The national police chief also raised doubts about the success of the air and ground attack, saying "mopping up" operations had yet to find any bodies. That suggested at least some of the militants might have slipped away.
Malaysian Prime Minister Najib Razak said he had no choice but to unleash the military to end Malaysia's biggest security crisis in years after the interlopers refused to surrender and 27 people were killed.
A day after the Philippines called for restraint, Malaysia launched a dawn assault on the estimated 100 to 300 gunmen in Lahad Datu district on Borneo island, who claim the Malaysian territory on behalf of a former Philippine sultanate.
Fighter jets bombed the stand-off village of Tanduo in Sabah state on the northern tip of Borneo, followed by a ground assault.
"The longer this invasion lasts, it is clear to the authorities that the invaders do not intend to leave Sabah," Najib said.
But Abraham Idjirani, a spokesman for the sultan, Jamalul Kiram III, said the attack had occurred "away from where" their men were, saying he spoke with the leader of the armed group about eight hours after the assault was launched.
Hours after the initial attack, Malaysian federal police chief Ismail Omar said soldiers combing a wide area of hilly plantation country had yet to find any dead militants. "I have instructed my commanders to be on alert because we believe the enemies are still out there," Ismail said.
Last night, Hong Kong issued an amber travel alert for Sabah, warning residents to be cautious and monitor the situation.

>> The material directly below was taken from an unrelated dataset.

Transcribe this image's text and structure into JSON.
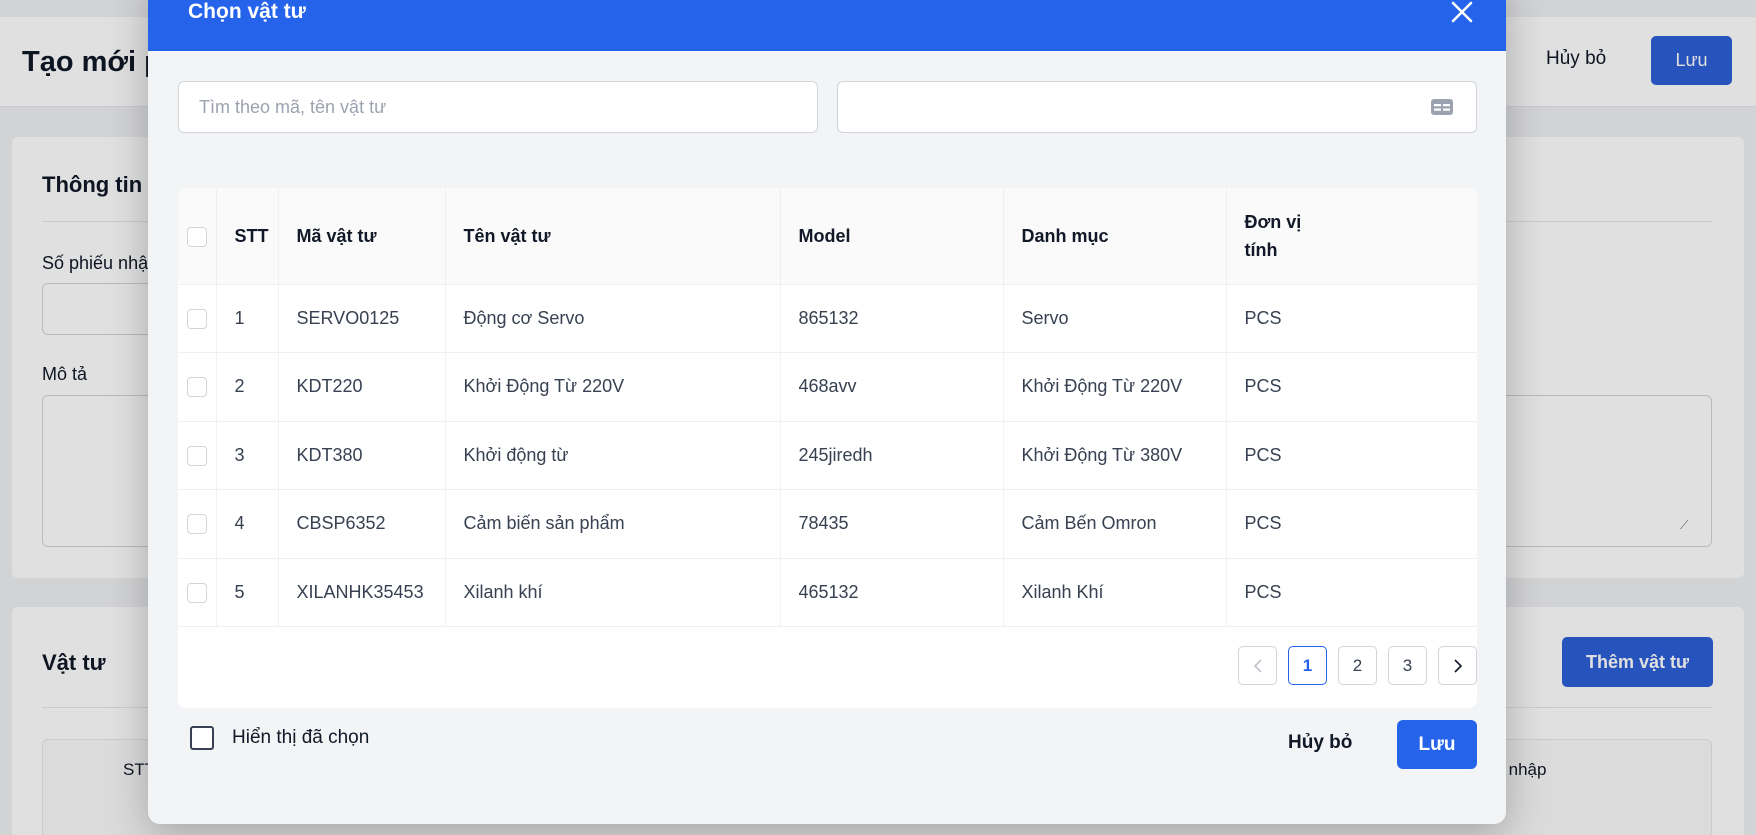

The crisis comes just as Malaysia's 56-year-old ruling coalition is bracing for what are widely expected to be the closest elections against strong opposition, which has harshly criticised the handling of the incursion.

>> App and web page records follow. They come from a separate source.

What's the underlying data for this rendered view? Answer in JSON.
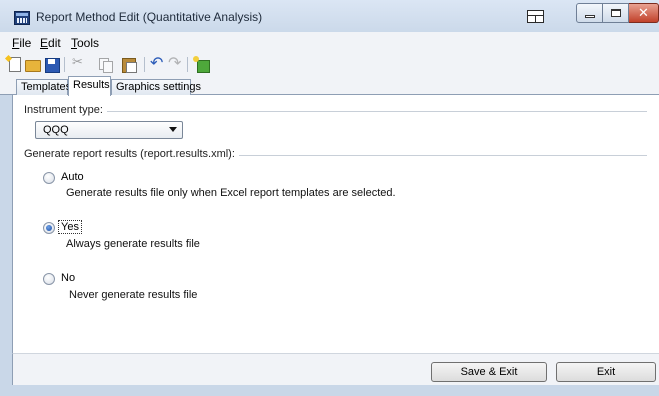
{
  "window": {
    "title": "Report Method Edit (Quantitative Analysis)"
  },
  "menu": [
    {
      "label": "File",
      "accel": "F",
      "rest": "ile"
    },
    {
      "label": "Edit",
      "accel": "E",
      "rest": "dit"
    },
    {
      "label": "Tools",
      "accel": "T",
      "rest": "ools"
    }
  ],
  "toolbar": {
    "icons": [
      "new-icon",
      "open-icon",
      "save-icon",
      "cut-icon",
      "copy-icon",
      "paste-icon",
      "undo-icon",
      "redo-icon",
      "export-icon"
    ]
  },
  "tabs": [
    {
      "label": "Templates",
      "selected": false
    },
    {
      "label": "Results",
      "selected": true
    },
    {
      "label": "Graphics settings",
      "selected": false
    }
  ],
  "instrument": {
    "label": "Instrument type:",
    "value": "QQQ"
  },
  "results_group": {
    "label": "Generate report results (report.results.xml):",
    "options": [
      {
        "label": "Auto",
        "description": "Generate results file only when Excel report templates are selected.",
        "checked": false
      },
      {
        "label": "Yes",
        "description": "Always generate results file",
        "checked": true
      },
      {
        "label": "No",
        "description": "Never generate results file",
        "checked": false
      }
    ]
  },
  "buttons": {
    "save_exit": "Save & Exit",
    "exit": "Exit"
  },
  "colors": {
    "accent": "#1c4ea5",
    "window_frame": "#c9d7e8",
    "close_button": "#c1412a"
  }
}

Jamalul Kiram III, 75, a self-proclaimed sultan and leader of the insurgents, said earlier in Manila that the invaders, among them his younger brother, "will fight to the last man".
Malaysia has been shocked by the bold stunt of those who claim to be asserting Jamalul's ancestral control of Sabah.
Violence erupted in Tanduo on Friday with a shoot-out that left 12 of the gunmen and two police officers dead. Another gunbattle on Saturday in the town of Semporna, hours away by road, killed six police and six gunmen.
Members of Philippine Muslim rebel group the Moro National Liberation Front, who had agreed to disarm in the 1990s and renounce its claim over Sabah as part of a peace pact, are also involved in deadly battles in Malaysia, the group's leader said.
The Philippines said its navy had stopped 70 more people from getting across the sea border to help the militants.